Assemblymember Harry B. Bronson (D-Rochester/Chili/Riga/Rush/Wheatland) sponsored two measures that passed the Assembly that would further protect funeral services and their attendees from disruptive protestors. The legislation would establish a 300-foot buffer zone around funeral services beyond which demonstrators couldn’t disturb mourners (A.7698) and empower local governments to require permits for any demonstrations taking place within 1,000 feet of the services (A.7697).

The first measure would expand upon a 2008 law prohibiting purposeful disturbances within a 100-foot radius of religious services, funerals, burials and memorial services (Ch. 566 of 2008). The new legislation would increase that area to 300 feet, and any interference, disrupting or disturbing a religious service, funeral, burial or memorial service would result in a class A misdemeanor.

“While it is true that protestors have the right to freedom of speech, they shouldn’t have the right to carry on in a disturbing manner and interfere with the funeral service of a deceased veteran,” Bronson said. “These bills will give the loved ones of the deceased the necessary buffer from those trying to protest.”

Bronson’s second bill would authorize communities to require demonstrators to obtain permits from the locality for any demonstrations organized within 1,000 feet of a wake, funeral, burial or memorial service. The state would also be directed to develop a similar permitting system for any demonstrations held on state property. Anyone found in violation of a permit requirement would face civil penalties. The severity of these penalties would be determined by the individual communities, and violators on state property would face civil fines of up to $500 upon a first violation, up to $1,000 for a second violation and up to $2,000 for a third violation.

“These bills send a clear message to all protestors that military funerals will not be a forum to convey objective messages,” Bronson said. “These services are not the proper stage for protestors.
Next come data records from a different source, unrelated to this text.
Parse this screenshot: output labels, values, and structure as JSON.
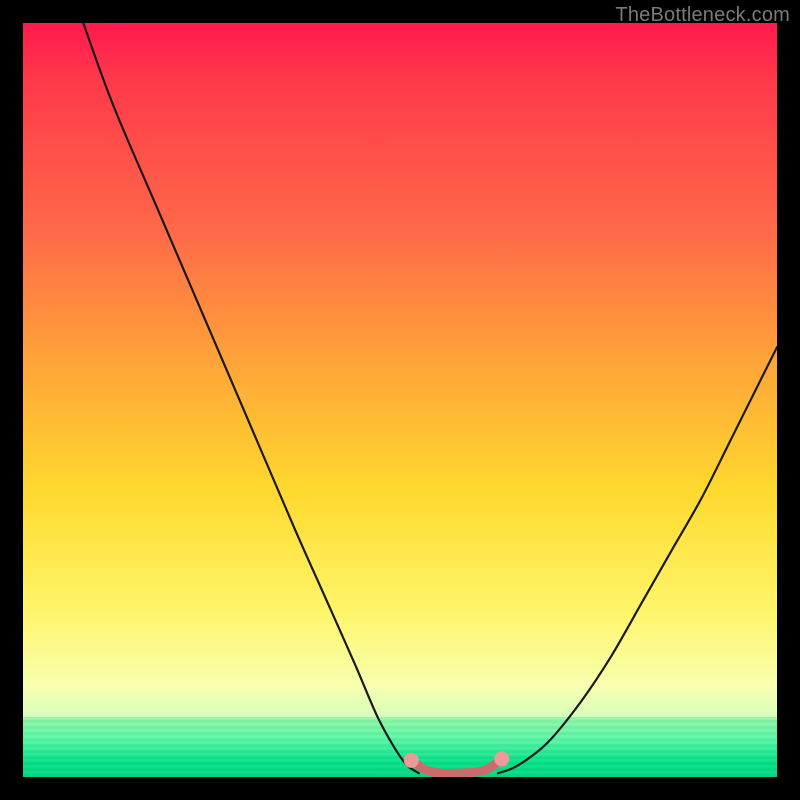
{
  "watermark": {
    "text": "TheBottleneck.com"
  },
  "palette": {
    "curve_stroke": "#1a1a1a",
    "marker_stroke": "#cc6b6b",
    "marker_fill": "#ef9a9a"
  },
  "chart_data": {
    "type": "line",
    "title": "",
    "xlabel": "",
    "ylabel": "",
    "xlim": [
      0,
      100
    ],
    "ylim": [
      0,
      100
    ],
    "series": [
      {
        "name": "left-curve",
        "x": [
          8,
          12,
          18,
          24,
          30,
          36,
          40,
          44,
          47,
          49.5,
          51,
          52.5
        ],
        "values": [
          100,
          89,
          75,
          61,
          47,
          33,
          24,
          15,
          8,
          3.5,
          1.5,
          0.5
        ]
      },
      {
        "name": "right-curve",
        "x": [
          63,
          65,
          67.5,
          70,
          74,
          78,
          82,
          86,
          90,
          94,
          98,
          100
        ],
        "values": [
          0.5,
          1.2,
          2.8,
          5,
          10,
          16,
          23,
          30,
          37,
          45,
          53,
          57
        ]
      },
      {
        "name": "valley-marker",
        "x": [
          51.5,
          53.5,
          55.5,
          57.5,
          59.5,
          61.5,
          63.5
        ],
        "values": [
          2.2,
          0.9,
          0.5,
          0.5,
          0.6,
          1.0,
          2.4
        ]
      }
    ]
  }
}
The deceased veterans, their family and other loved ones deserve a respectful time to mourn.”